Dataset rows describing interfaces:
────
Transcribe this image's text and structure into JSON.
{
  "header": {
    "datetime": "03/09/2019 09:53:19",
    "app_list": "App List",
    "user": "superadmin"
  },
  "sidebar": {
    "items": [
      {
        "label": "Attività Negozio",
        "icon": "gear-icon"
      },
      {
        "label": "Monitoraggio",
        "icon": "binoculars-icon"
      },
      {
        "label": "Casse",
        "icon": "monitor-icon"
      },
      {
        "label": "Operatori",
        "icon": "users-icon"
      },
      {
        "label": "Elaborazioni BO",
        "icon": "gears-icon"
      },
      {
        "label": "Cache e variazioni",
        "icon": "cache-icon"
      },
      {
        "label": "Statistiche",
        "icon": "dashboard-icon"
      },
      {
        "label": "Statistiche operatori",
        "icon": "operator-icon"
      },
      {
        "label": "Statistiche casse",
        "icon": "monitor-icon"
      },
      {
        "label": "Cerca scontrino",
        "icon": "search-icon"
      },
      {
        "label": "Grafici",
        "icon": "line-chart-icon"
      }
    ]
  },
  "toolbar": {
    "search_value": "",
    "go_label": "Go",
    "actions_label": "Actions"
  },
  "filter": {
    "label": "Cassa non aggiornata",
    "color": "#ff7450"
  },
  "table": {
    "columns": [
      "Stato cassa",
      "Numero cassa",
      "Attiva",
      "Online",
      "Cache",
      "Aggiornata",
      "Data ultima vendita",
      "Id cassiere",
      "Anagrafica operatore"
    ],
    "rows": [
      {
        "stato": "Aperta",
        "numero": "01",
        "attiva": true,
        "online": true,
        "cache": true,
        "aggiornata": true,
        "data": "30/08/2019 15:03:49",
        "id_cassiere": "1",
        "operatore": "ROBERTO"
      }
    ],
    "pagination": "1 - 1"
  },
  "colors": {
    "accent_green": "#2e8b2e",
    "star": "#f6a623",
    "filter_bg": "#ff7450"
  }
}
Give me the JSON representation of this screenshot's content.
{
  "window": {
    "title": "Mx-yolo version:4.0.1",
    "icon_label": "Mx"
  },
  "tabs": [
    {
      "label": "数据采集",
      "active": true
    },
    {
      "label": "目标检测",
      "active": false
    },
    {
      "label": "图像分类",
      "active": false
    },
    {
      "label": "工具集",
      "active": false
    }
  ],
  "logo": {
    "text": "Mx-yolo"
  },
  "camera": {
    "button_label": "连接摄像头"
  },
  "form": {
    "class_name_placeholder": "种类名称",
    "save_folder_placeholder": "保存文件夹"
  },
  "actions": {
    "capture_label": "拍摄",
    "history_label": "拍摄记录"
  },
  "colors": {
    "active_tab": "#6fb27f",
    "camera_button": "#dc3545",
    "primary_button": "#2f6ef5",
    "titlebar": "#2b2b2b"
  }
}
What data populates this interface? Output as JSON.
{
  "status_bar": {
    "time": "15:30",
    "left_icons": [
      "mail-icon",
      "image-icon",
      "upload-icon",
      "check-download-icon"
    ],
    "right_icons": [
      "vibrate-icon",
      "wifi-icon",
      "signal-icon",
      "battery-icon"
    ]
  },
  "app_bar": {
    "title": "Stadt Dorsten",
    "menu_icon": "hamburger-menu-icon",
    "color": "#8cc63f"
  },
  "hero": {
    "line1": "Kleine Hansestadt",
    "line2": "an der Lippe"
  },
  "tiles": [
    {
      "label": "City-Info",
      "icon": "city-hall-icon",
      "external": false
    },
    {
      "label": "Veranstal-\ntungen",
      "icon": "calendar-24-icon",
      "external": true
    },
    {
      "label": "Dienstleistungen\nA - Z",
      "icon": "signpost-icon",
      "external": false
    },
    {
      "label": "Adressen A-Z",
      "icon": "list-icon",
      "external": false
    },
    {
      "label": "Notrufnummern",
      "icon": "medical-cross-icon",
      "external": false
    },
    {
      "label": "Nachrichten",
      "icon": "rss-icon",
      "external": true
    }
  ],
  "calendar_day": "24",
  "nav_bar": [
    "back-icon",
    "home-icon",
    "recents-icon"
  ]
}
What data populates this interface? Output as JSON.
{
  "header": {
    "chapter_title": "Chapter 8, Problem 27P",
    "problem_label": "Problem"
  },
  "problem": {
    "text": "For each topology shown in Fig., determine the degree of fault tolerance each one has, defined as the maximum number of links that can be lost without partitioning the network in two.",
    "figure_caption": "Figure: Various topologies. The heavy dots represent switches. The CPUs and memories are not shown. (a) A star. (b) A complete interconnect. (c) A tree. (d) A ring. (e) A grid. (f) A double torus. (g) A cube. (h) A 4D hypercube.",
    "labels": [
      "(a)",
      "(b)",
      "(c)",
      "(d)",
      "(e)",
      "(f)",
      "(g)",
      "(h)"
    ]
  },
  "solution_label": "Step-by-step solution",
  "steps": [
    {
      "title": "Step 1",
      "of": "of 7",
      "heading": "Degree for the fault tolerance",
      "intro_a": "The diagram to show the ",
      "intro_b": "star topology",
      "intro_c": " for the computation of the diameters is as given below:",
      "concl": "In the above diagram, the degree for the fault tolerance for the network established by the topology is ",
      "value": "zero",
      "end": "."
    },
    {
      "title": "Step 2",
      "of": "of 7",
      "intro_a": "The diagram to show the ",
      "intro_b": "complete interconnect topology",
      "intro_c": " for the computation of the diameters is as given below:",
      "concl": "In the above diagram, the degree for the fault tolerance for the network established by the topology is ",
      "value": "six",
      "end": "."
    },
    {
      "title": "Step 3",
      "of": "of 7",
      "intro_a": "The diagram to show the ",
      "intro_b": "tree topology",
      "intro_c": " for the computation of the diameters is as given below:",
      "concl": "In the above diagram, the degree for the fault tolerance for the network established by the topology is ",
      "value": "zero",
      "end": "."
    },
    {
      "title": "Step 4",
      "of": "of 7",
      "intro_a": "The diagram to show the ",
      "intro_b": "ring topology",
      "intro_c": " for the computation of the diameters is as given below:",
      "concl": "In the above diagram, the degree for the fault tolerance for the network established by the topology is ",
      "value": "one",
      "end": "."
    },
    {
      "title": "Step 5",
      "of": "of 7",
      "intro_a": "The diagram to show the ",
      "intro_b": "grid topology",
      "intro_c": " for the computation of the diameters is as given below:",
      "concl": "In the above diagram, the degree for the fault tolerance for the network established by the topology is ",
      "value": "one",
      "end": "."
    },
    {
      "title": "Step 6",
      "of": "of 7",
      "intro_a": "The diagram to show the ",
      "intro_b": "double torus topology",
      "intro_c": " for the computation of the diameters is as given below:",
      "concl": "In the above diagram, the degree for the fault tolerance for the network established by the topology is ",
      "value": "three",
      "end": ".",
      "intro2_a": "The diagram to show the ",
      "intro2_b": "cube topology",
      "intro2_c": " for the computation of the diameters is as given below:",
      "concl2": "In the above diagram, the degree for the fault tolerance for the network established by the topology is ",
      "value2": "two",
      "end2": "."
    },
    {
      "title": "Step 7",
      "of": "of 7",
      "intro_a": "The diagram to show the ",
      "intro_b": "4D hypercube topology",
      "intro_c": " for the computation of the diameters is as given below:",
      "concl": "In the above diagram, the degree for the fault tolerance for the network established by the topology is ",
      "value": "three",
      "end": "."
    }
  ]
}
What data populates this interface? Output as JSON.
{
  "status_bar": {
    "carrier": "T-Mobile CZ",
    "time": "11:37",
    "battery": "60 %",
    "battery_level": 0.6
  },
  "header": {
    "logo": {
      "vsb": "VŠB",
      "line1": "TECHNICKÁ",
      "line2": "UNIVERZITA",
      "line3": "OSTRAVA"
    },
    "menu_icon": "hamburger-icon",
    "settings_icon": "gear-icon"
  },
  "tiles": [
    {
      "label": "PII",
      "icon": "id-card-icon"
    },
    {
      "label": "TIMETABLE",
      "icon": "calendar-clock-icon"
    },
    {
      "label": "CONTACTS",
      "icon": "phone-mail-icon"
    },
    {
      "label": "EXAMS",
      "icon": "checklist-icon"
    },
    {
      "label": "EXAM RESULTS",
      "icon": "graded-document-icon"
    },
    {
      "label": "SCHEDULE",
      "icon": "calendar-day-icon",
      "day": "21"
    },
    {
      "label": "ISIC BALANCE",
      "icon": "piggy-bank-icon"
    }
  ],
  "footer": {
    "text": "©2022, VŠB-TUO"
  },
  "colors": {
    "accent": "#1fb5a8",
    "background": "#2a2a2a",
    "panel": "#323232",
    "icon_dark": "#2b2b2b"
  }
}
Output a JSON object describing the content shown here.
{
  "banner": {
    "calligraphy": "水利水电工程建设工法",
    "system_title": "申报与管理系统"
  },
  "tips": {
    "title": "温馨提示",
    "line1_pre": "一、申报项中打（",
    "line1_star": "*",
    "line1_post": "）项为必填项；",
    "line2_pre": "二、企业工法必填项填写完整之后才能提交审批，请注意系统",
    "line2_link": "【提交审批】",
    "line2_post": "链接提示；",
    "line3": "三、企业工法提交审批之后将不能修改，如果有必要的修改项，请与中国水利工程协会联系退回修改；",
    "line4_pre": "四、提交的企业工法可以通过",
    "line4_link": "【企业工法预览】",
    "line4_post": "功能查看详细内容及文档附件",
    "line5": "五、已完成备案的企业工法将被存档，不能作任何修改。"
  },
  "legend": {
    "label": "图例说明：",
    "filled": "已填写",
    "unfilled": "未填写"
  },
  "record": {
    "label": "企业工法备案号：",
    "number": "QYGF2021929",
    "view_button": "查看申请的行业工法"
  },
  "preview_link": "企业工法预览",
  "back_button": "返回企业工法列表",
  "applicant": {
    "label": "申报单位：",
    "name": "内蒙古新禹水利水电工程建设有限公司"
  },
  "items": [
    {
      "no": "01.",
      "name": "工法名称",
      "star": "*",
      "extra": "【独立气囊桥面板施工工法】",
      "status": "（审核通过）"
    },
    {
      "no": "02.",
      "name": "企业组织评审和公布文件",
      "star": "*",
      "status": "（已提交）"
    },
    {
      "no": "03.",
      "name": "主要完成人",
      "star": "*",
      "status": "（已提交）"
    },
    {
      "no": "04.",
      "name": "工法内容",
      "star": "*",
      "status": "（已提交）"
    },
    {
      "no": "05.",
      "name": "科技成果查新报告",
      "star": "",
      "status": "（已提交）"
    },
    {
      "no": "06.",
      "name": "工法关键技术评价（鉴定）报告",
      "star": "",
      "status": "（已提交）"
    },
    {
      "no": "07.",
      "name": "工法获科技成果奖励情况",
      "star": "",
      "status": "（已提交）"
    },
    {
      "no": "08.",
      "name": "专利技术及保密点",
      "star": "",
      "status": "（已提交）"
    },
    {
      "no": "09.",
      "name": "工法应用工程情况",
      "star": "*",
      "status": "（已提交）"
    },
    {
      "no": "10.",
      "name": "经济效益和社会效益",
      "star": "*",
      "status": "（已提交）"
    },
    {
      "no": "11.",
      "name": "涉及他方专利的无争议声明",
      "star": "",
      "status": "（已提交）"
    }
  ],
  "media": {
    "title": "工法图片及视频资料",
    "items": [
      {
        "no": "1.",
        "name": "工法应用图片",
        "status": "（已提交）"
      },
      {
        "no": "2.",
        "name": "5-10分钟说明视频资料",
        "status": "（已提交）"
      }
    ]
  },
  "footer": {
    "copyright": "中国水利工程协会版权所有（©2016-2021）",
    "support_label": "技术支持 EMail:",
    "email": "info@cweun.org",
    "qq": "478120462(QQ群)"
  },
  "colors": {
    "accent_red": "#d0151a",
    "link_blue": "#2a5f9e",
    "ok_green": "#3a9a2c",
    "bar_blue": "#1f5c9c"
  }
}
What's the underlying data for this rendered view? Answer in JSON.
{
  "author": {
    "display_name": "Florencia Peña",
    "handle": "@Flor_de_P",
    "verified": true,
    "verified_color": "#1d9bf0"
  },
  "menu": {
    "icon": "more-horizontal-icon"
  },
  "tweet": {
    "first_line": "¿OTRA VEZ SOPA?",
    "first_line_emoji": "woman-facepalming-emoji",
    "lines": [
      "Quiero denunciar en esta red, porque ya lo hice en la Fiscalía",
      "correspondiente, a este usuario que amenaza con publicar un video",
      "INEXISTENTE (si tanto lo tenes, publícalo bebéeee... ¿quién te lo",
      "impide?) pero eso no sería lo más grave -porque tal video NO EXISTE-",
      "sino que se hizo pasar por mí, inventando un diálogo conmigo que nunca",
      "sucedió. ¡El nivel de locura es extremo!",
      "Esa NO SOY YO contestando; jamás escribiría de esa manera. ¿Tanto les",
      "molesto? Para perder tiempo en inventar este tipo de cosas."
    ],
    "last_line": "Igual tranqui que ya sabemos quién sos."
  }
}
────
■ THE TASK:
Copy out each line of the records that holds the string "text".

■ RESPONSE TO THE EXERCISE:
Transcribe this image's text and structure into JSON.
    "text": "Mx-yolo"
    "text": "For each topology shown in Fig., determine the degree of fault tolerance each one has, defined as the maximum number of links that can be lost without partitioning the network in two.",
    "text": "©2022, VŠB-TUO"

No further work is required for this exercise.